If you’re anything like me, you’ve probably researched thousands of different ways to help you fall asleep, stay asleep, get better sleep and on and on. The list of things to help you achieve that great night of sleep seems to be the same; avoid caffeine at night, turn off your tv or phone before going to sleep, wake up at the same time, etc.
But what all those lists don’t usually cover is how to help when you roll over, look at the clock, see that it’s 4am and think “perfect! I have more time to sleep,” only to have your mind start racing. It may come to no surprise that anxiety and sleep go hand in hand.
But for people with high functioning anxiety (HFA), conventional sleep tips just aren’t enough to get us through.

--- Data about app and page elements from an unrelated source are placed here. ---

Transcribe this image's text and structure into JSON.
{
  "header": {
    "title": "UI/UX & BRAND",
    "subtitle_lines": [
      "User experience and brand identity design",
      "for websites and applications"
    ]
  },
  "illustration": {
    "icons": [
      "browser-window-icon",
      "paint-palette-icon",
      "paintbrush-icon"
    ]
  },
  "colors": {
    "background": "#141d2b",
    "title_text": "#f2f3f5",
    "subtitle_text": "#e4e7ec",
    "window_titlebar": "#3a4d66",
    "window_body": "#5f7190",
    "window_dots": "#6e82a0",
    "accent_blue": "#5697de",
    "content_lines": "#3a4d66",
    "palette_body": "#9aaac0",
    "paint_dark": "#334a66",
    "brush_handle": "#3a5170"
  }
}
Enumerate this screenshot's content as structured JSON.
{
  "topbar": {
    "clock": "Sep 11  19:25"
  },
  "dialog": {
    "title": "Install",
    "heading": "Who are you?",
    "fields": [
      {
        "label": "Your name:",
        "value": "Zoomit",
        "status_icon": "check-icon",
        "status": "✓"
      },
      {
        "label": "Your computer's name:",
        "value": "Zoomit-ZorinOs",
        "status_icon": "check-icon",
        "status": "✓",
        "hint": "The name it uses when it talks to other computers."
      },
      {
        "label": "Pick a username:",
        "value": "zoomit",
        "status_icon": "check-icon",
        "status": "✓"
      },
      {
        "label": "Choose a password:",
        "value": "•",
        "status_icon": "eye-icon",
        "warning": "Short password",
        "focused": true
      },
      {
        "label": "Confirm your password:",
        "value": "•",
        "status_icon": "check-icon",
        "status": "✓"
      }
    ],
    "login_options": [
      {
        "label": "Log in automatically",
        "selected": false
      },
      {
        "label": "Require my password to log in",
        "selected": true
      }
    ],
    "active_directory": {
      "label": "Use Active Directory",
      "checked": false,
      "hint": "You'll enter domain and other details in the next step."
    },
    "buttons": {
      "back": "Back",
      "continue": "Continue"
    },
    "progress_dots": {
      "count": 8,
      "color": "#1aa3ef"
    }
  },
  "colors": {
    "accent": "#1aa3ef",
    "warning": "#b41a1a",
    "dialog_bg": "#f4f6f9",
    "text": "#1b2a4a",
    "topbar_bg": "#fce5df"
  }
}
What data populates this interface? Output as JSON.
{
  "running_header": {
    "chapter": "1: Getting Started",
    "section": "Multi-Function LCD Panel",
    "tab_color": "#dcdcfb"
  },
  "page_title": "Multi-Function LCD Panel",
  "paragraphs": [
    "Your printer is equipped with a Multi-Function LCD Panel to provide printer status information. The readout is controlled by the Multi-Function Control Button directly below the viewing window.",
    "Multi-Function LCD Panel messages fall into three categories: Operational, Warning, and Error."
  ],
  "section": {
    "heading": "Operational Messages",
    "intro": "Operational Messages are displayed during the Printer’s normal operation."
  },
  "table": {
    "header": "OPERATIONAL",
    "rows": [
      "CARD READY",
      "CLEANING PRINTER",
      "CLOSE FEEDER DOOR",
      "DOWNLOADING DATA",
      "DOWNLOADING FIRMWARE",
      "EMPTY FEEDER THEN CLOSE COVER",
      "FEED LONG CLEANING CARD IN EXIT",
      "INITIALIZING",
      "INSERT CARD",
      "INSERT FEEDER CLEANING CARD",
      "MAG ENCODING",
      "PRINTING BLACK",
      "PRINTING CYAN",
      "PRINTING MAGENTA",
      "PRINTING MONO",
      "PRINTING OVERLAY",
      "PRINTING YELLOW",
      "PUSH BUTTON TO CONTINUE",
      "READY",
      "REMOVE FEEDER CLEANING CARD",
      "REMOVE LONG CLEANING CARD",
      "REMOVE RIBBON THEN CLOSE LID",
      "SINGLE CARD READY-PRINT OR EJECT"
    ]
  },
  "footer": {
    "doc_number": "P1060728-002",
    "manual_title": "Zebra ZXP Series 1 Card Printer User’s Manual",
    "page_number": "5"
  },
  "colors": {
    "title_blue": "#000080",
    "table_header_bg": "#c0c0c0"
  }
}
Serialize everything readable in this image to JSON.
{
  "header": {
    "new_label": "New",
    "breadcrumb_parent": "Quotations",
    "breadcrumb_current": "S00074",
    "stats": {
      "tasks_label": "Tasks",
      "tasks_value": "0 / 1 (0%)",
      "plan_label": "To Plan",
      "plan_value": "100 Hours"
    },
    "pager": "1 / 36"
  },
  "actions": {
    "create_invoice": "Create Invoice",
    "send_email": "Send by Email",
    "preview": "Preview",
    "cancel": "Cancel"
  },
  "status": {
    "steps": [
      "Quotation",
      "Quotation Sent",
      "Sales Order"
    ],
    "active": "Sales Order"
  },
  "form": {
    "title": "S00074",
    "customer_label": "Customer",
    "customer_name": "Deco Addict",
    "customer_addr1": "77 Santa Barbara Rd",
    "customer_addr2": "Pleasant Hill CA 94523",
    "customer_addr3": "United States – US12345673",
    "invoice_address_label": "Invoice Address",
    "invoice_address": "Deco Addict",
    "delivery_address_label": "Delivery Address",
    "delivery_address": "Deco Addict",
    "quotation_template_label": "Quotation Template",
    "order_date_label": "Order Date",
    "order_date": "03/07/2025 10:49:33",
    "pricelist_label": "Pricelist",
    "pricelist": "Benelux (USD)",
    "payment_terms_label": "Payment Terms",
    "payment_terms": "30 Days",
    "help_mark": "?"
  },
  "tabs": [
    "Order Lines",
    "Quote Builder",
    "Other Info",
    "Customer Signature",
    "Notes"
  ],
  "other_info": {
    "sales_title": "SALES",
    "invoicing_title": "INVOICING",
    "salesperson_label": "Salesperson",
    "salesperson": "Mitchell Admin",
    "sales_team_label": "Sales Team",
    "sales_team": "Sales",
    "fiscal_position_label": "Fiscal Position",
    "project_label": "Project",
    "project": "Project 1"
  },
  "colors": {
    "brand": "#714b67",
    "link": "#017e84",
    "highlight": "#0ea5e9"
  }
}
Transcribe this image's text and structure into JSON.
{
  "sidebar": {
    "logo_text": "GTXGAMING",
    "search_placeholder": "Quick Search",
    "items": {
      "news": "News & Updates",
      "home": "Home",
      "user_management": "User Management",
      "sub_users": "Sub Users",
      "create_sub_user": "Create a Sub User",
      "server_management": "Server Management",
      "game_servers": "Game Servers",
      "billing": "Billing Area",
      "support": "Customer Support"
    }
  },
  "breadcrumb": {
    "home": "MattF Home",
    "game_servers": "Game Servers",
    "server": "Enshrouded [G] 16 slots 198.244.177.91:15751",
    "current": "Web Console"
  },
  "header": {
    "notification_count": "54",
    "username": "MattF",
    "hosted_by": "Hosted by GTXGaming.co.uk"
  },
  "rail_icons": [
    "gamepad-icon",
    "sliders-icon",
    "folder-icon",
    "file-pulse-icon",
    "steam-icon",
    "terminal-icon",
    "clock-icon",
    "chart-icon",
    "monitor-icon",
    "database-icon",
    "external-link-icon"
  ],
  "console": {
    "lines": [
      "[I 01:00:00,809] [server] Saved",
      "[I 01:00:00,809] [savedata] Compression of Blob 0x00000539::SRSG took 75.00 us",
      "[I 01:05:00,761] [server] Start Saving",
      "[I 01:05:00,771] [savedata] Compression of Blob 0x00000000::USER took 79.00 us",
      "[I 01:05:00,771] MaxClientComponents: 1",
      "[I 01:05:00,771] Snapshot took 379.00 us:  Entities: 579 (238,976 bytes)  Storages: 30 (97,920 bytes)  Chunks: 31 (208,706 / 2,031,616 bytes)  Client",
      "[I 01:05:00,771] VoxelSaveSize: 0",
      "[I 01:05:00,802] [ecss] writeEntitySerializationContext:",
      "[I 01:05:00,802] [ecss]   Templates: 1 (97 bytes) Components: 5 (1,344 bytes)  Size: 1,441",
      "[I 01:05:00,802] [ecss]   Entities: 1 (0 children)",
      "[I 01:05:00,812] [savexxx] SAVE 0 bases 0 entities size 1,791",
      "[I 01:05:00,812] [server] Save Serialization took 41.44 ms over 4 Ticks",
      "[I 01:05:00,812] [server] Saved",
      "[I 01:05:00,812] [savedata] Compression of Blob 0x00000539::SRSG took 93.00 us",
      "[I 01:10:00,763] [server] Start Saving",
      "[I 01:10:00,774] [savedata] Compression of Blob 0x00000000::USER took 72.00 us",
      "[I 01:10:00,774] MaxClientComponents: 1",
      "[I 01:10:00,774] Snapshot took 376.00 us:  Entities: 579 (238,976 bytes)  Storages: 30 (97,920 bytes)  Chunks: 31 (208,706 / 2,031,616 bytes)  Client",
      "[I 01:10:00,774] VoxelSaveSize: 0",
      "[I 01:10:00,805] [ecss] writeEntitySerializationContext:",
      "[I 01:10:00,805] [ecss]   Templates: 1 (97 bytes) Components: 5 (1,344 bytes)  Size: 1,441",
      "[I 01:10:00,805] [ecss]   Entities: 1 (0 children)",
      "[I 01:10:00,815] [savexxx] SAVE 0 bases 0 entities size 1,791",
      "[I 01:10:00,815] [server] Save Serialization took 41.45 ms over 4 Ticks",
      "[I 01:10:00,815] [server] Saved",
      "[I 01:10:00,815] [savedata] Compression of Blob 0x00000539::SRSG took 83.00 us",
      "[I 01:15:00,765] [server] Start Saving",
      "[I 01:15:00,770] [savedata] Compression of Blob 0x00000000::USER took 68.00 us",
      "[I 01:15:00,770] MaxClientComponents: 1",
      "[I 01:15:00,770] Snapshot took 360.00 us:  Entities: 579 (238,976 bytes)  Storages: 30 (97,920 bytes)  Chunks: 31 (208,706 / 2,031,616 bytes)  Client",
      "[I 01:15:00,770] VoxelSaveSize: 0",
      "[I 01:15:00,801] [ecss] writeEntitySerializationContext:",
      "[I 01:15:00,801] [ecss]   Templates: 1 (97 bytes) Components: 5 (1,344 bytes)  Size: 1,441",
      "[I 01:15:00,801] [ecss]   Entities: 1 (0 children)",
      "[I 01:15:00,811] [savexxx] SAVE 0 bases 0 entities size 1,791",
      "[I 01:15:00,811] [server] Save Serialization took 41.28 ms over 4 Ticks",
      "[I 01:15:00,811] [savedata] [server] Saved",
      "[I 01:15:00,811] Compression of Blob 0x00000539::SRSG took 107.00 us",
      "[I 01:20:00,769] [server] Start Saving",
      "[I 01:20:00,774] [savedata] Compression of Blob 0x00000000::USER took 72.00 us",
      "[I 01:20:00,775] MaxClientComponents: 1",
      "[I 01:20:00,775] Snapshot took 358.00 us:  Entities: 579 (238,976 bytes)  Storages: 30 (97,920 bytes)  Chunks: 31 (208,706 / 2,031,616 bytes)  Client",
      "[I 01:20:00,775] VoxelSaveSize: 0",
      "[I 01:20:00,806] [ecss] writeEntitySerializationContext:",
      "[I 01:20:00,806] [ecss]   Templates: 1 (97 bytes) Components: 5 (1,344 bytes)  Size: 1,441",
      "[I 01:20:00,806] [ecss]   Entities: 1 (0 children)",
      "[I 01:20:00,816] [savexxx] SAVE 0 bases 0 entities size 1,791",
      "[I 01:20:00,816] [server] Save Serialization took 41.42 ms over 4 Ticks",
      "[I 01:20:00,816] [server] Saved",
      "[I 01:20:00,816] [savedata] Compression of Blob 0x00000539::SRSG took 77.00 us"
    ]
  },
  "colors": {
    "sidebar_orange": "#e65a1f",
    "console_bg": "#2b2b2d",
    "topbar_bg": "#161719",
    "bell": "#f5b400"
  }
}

Even as a high functioning anxiety coach, I still have to make efforts to get my sleep anxiety under control. I’ve been prone to get the “4AM visitor,” as I like to call it, all too often and it can be brutal. It’s one thing to hear your fear Monger during the day. But at night, when our defenses are down, it can seem even more terrifying.
It’s not uncommon that at some point in our lives, everyone will deal with insomnia in one way or another. Some of the most common insomnia symptoms include:
If you’ve raised your hand to any of those, chances are you may struggle with insomnia. People who struggle with insomnia and HFA, may have a similar and yet slightly different experience.
That moment when you briefly wake up in the middle of the night to racing thoughts can be overwhelming. Your mind may drift back to that thing you said at the dinner party that you shouldn’t have said. You may be letting your monger beat you up about the outfit you wore or worry about whether or not what you said to your boss was rude.
HFA and insomnia can cause you to spiral quickly. In fact, they often go hand in hand, especially those with sleep deprivation. Not sleeping can worsen your anxiety and having high anxiety can worsen your sleeping habits. Thus continues the vicious cycle.
Having a good night sleep can be very beneficial to your mental health and HFA. But what do you do when you don’t know how to achieve a restful sleep?
One of the biggest indicators that you may have high functioning anxiety? You know what it’s like to seem calm, cool, and collected on the outside but are internally battling with the constant storm of self doubt, stress, and anxiety. And more often than not, your anxiety may decide to rear its head in the middle of the night.
This internal anxiety can also play a role on how well you sleep. Your HFA may cause you to lie awake with your racing thoughts or you may start to distract yourself rather than fall back asleep.
For me, I sometimes venture down the path of turning on the TV so I don’t have to listen to my 4am visitor. But in the end it just leaves me feeling more exhausted and doesn’t help me actually address the problem.
Just like I teach my clients when dealing with their Monger during the day, I realized that I can do the same thing with my scary 4am visitor that just won’t leave me alone some nights. Rather than letting her beat me up time and time again, I have to stop and ask myself, “Wait? Is this even true?”
That’s when I realized I had the power to stop and practice A.S.K. even in the late hours of the night:
I realized that the very things that I’ve been practicing in my day to day routine I could also do in the middle of the night when I started to worry. Except this time, I really had to learn how to quiet those negative thoughts down faster so I could get back to sleep. Rather than turning on the TV, this strategy helps me to shift my focus onto something other than the monger in my head reminding me of how terrible I am.
It’s okay to check in with yourself during episodes of unrest and anxiousness. I try to take back control over my Monger and drown out the noise by turning my focus onto other things, like:
And watch your 4am monger get quieter and quieter as you drown out the noise. Although this is what works for me at times, it doesn’t mean that coping with HFA and insomnia is simple or easy to overcome. It can take work.
If you notice that you’re struggling with night time mongers and need help walking through it, I offer coaching programs that may help! Dealing with high functioning anxiety can seem scary, especially if you’re trying to do it alone.
If you’re finding it difficult to talk about your HFA, I am here to help you. I’ve designed coach programs to help guide you through your HFA and how to cope with it. Most of my clients realize they’re actually struggling with HFA when they suffer insomnia so if you’re feeling tired and worn down because of night time anxiety, it may be time to get help to finally get a restful night’s sleep.